The Washington Nationals beat the Milwaukee Brewers last night behind a solid outing by Gio Gonzalez. And, as Boswell wrote, the Nats may have exorcised the demons of Atlanta.
Only wins and losses count, but by midseason run differential is wonderfully predictive. The Nats are outscoring foes at the pace of a 91-71 team while the Braves project like a 78-84 squad. And the Nats have built that margin with a total of only four home runs all season from the much-injured trio of Zimmerman, Harper and Ramos who, by this time, might normally have 30.
But here is the thing: this Nats squad is not producing against the top teams in the league. Sure, the pitching has been good, but Washington’s bats have gone largely silent when playing the better teams.
For example, when facing off against an opponent with a winning percentage lower than .500 the Nationals have posted a .778 OPS, which is good. Against those teams who win more than half their games that number plummets to .643. That’s bad. If that held, it would be among the lowest we have seen in years.
Since 2006, teams have posted a .687 OPS against the winning teams en route to winning the NL East and so far only the Miami Marlins, who are 2.5 games behind Washington for the division lead, fit the bill (.764).
A healthy Harper will help (.828 OPS vs. team with a winning percentage over .500 since 2013), but Zimmerman (.596) and Ramos (.655) shouldn’t be counted on for much.

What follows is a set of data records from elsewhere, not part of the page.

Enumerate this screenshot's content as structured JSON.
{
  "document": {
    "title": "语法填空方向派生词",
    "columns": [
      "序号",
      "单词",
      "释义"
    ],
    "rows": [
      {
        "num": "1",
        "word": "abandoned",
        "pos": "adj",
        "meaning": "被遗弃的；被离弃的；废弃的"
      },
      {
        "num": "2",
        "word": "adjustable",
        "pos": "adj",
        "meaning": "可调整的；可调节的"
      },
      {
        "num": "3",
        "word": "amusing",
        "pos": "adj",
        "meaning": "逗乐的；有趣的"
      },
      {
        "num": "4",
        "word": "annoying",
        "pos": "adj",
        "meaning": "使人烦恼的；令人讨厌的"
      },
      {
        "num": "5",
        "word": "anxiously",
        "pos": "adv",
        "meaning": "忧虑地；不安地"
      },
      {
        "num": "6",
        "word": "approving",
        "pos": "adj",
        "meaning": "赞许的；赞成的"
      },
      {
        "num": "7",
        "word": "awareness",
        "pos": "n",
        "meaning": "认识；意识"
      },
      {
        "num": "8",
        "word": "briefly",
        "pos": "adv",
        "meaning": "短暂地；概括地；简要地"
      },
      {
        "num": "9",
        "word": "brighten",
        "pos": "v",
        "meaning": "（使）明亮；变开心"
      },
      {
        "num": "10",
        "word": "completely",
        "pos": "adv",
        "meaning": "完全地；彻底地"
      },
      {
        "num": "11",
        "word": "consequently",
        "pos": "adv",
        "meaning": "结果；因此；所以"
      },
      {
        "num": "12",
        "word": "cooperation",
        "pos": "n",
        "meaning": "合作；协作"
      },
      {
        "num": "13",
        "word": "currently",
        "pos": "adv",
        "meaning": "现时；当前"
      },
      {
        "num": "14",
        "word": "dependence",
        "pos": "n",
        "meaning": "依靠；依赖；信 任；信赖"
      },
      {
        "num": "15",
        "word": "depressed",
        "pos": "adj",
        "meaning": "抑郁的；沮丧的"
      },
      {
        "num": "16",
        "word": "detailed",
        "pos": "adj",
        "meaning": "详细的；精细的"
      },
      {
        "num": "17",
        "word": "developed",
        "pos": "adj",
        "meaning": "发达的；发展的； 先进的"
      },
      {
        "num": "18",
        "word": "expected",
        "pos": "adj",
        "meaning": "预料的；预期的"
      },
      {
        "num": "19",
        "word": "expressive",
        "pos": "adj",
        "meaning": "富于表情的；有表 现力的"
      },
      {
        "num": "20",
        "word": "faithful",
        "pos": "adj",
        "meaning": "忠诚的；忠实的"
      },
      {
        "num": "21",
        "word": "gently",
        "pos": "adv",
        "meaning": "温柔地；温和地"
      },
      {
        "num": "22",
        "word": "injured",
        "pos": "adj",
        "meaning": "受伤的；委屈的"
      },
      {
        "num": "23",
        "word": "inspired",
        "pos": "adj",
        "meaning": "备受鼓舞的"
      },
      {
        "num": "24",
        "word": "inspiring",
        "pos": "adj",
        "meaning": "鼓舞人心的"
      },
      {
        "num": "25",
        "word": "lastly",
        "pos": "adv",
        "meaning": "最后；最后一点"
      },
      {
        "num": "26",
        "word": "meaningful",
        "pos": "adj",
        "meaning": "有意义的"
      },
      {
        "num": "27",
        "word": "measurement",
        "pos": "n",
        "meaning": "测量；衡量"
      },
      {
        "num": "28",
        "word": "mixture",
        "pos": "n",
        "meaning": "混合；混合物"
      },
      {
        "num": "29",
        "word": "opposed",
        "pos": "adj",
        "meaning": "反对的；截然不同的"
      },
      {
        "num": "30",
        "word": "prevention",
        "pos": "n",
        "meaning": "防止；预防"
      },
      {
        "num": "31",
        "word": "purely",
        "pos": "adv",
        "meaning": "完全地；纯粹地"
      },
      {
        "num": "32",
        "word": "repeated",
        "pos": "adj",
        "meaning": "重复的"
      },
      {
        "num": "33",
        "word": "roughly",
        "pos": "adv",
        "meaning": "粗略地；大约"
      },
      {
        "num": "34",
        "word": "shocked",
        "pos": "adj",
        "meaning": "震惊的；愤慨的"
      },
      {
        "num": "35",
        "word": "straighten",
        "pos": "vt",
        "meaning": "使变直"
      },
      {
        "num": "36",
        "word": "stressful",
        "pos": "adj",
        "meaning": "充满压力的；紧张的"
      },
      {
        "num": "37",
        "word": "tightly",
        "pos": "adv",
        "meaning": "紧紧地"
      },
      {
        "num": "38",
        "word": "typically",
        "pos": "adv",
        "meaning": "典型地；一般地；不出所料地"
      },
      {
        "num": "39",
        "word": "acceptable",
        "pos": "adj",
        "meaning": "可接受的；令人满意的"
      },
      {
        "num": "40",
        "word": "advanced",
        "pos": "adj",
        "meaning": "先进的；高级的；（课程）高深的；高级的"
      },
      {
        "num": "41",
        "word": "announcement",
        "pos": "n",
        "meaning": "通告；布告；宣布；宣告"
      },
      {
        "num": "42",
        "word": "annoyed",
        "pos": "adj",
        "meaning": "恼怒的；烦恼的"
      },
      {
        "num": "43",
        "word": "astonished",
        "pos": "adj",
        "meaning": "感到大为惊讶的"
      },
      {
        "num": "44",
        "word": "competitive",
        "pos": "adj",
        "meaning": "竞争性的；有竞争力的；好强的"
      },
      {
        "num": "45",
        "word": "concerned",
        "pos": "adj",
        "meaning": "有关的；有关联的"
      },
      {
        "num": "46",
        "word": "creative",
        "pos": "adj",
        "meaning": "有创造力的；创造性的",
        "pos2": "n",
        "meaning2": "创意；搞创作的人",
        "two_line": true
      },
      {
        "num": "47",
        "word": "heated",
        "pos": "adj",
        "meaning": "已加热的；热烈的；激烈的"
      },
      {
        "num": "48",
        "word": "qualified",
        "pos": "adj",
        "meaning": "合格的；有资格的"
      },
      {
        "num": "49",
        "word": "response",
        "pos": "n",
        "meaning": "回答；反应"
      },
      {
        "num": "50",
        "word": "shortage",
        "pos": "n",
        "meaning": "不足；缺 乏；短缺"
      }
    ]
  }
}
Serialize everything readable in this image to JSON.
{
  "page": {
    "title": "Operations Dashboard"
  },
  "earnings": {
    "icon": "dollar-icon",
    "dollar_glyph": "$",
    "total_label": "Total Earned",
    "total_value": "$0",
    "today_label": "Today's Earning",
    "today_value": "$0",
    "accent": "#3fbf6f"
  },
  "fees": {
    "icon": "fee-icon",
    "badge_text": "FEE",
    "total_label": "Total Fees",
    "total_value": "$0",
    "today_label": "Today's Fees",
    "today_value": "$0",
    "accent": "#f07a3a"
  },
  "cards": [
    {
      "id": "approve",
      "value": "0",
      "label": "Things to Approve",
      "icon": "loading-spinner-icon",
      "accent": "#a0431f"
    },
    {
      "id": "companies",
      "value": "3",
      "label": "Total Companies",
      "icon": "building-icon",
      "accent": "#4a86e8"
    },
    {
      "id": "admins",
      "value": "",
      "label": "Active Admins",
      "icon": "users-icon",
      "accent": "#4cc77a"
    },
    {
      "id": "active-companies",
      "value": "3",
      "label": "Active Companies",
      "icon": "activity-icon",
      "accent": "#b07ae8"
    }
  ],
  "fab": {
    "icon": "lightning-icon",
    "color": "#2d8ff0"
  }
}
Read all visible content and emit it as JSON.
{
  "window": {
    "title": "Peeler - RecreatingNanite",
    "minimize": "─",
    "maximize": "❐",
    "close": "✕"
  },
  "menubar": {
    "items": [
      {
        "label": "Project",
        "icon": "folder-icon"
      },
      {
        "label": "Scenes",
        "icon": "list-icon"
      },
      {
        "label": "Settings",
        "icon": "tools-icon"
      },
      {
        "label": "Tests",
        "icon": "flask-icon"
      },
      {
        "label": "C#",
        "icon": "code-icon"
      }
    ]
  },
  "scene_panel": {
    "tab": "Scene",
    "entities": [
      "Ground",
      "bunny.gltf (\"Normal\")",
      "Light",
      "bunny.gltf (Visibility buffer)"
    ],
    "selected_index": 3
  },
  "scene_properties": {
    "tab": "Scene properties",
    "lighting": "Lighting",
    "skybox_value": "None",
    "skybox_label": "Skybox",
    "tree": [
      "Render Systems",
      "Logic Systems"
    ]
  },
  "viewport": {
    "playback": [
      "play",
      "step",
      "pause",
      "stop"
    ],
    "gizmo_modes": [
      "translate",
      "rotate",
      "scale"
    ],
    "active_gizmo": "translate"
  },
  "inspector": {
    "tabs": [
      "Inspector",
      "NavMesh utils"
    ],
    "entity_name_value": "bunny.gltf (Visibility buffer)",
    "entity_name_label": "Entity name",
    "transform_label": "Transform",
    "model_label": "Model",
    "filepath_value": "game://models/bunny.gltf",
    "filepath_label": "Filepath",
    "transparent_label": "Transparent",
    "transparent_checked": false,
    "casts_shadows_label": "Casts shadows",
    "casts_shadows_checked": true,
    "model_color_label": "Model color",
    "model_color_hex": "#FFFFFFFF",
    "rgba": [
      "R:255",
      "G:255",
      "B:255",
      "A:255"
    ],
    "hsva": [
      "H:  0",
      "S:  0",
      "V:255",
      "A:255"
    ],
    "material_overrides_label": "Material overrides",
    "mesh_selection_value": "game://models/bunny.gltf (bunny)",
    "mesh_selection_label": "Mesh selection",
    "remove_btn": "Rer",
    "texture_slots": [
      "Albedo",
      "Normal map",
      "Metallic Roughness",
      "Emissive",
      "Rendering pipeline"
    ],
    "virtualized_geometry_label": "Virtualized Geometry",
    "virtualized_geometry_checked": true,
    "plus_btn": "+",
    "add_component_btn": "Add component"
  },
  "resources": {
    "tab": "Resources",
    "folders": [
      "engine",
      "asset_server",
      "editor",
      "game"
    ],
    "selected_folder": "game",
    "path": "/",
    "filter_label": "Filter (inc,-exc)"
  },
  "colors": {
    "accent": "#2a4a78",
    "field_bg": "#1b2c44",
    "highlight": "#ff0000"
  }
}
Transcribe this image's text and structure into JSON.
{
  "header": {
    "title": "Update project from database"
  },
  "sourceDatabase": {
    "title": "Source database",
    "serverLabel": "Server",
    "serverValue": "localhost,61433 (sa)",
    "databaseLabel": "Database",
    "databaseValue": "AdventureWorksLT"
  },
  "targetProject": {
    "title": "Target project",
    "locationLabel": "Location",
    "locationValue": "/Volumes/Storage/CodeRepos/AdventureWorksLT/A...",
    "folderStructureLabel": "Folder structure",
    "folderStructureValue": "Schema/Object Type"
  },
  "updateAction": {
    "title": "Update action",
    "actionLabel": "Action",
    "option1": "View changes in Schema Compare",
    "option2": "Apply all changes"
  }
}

We can quibble about the small sample sizes of these numbers, but one thing is not up for debate: if the Nats want to be playing baseball this postseason they need to show their hitting can be every bit as good as their pitching. Especially against the teams they will likely be facing in the playoffs.